The Paper Calculator is transparent about the fact that it uses industry averages to make estimates about the environmental impacts of paper (see “terms and conditions” on the Paper Calculator ). The Environmental Paper Network takes great care to research, update and verify the information in the Paper Calculator with independent sources. We stand by the data and environmental impact estimates provided. And as long as users properly cite the Paper Calculator, as suggested in the required citation located on the Paper Calculator home page, your statements will be clear and understood as independent estimates.
Depending on the brand ofscientific calculator, you may have a MODE key that will allow youto toggle back and forth between degrees and radians, or you will havea key that converts from degrees to radians.
Unfortunately, it is our sad duty to inform you that once you use a digital computer such as a scientific calculator or a PC or a Mac or a workstation, most of these properties are no longer true!
You only have a certain number of digits your calculator can hold in memory, so some numbers have to be rounded. At best, the scientific calculator uses a good approximation for most numbers.
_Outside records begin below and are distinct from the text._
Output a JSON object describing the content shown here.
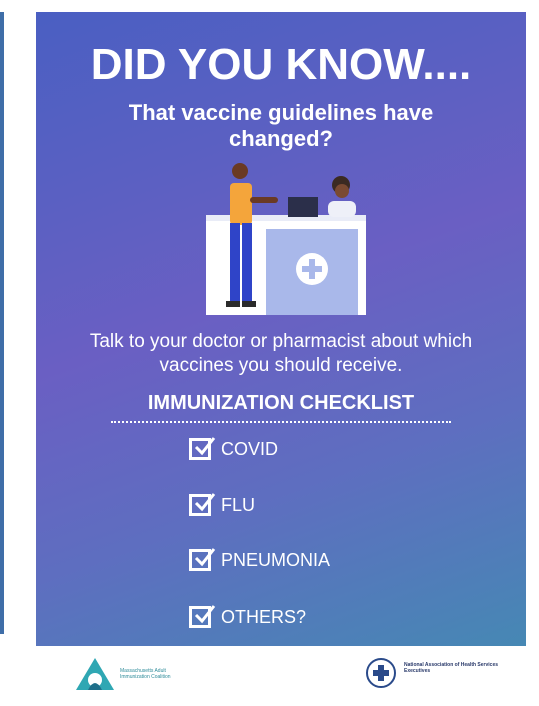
{
  "poster": {
    "headline": "DID YOU KNOW....",
    "subhead": "That vaccine guidelines have changed?",
    "talk_text": "Talk to your doctor or pharmacist about which vaccines you should receive.",
    "checklist_title": "IMMUNIZATION CHECKLIST",
    "checklist": [
      {
        "label": "COVID",
        "checked": true
      },
      {
        "label": "FLU",
        "checked": true
      },
      {
        "label": "PNEUMONIA",
        "checked": true
      },
      {
        "label": "OTHERS?",
        "checked": true
      }
    ]
  },
  "footer": {
    "left_logo_text": "Massachusetts Adult Immunization Coalition",
    "right_logo_text": "National Association of Health Services Executives"
  },
  "colors": {
    "accent_blue": "#3f6ea8",
    "gradient_purple": "#6a5fc3",
    "gradient_teal": "#4688b4",
    "check": "#ffffff"
  }
}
The Paper Calculator is widely recognized as the most credible, most transparent, and most independent calculator of environmental impact estimates for a wide variety of paper choices. It is supported by a broad coalition of non-profit conservation organizations and other stakeholders, and is widely endorsed by leading companies as a balanced tool. The Calculator is also free to use and is backed by the scientific foundation of the multi-stakeholder Paper Task Force and their landmark report.
The Environmental Paper Network applauds paper producers with transparent and accurate information about their environmental impacts, and is enthusiastic to work with major producers to allow customers to compare results from specific mills and the industry as a whole. However, there is currently no other independent, transparent calculator in the NGO or corporate landscape that matches the comprehensive scope of the Paper Calculator. And because there is also no industry-NGO consensus on the full scope to be included in a life cycle assessment of paper, using an independent, third party tool like the Paper Calculator is the best way to ensure that you receive scientifically credible and unbiased information that is not produced by a corporation or industry group with vested interests in selling more paper.
If you do not get 13,you do not have a scientific calculator that correctly evaluatesmathematical expressions, and you will find it of littleuse in chemistry or other sciences.
The Paper Calculator is more than just a decision-making tool. It can help offices calculate their impact from green paper purchasing initiatives in the workplace. It can be used to publicize company progress in annual reports. It can add value and quantifiable environmental resource impacts to a traditional comparison of the direct financial costs between papers. And it can help track the estimated impacts of sustainability initiatives, such as large-scale paper saving efforts.
Many mills today publicize their use of “renewable energy” and most people think of wind or solar derived energy when they hear this term. But for the majority of paper manufacturers, the renewable energy source is trees, or to be more specific, black liquor (the common fuel source for virgin tree fiber paper). This is an efficient industrial process that has been used by the industry for many decades that prevents byproducts from being landfilled and displaces the use of fossil fuel for a portion of the mill’s energy use. Most paper mills report the burning of wood and pulping byproducts such as black liquor as entirely carbon-neutral. However, the assumption that there is no impact on the climate from these emissions has been found to be false by recent scientific research. The Environmental Paper Network is engaged with leading NGOs and forest carbon researchers to correct this error and to ensure that paper products follow a full and accurate carbon accounting methodology. In the future, we will be incorporating this research into the Paper Calculator. In the meantime, when a paper mill reports that it uses renewable energy, it’s important to ask what that source is for full transparency.
Carbon dioxide emissions from burning wood or pulping byproducts are not counted towards the total greenhouse gas emissions in the Paper Calculator as of yet. Institutions such as the U.S. Environmental Protection Agency (EPA) and others are currently developing scientific methods that will provide better guidance on measuring these emissions over a product's life cycle.